__TASK BRIEF__. Your answer should hold every line of the records below that contains the string "value".

__RECORDS FOR THE TASK__.
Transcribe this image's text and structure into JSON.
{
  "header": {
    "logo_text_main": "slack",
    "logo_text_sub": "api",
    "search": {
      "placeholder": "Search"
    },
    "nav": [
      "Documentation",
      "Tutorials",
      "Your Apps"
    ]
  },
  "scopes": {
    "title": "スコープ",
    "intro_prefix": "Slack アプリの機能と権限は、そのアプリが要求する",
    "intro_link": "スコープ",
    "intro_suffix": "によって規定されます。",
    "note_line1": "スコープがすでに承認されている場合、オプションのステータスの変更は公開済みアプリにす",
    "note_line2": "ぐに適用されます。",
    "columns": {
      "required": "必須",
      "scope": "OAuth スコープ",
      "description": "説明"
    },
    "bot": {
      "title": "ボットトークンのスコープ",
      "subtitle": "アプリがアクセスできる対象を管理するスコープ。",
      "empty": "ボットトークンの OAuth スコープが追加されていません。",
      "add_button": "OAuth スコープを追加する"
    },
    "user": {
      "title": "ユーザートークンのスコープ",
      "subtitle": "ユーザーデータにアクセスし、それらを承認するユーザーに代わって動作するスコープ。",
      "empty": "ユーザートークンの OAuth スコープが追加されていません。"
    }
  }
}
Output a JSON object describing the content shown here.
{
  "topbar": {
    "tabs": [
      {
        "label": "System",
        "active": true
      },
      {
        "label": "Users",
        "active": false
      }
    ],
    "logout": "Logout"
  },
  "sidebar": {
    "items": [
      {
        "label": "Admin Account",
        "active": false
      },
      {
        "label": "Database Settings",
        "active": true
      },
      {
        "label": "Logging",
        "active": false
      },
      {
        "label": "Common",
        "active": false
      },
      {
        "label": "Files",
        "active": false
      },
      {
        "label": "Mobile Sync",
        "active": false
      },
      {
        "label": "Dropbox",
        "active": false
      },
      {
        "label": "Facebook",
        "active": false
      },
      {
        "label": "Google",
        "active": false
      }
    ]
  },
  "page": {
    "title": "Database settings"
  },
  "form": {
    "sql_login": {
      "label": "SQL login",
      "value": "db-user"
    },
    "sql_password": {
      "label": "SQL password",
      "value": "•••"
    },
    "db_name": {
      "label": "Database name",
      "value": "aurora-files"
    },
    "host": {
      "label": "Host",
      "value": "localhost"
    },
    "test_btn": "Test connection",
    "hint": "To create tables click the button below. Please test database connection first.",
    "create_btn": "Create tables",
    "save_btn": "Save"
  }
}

__ANSWER SPACE__.
      "value": "db-user"
      "value": "•••"
      "value": "aurora-files"
      "value": "localhost"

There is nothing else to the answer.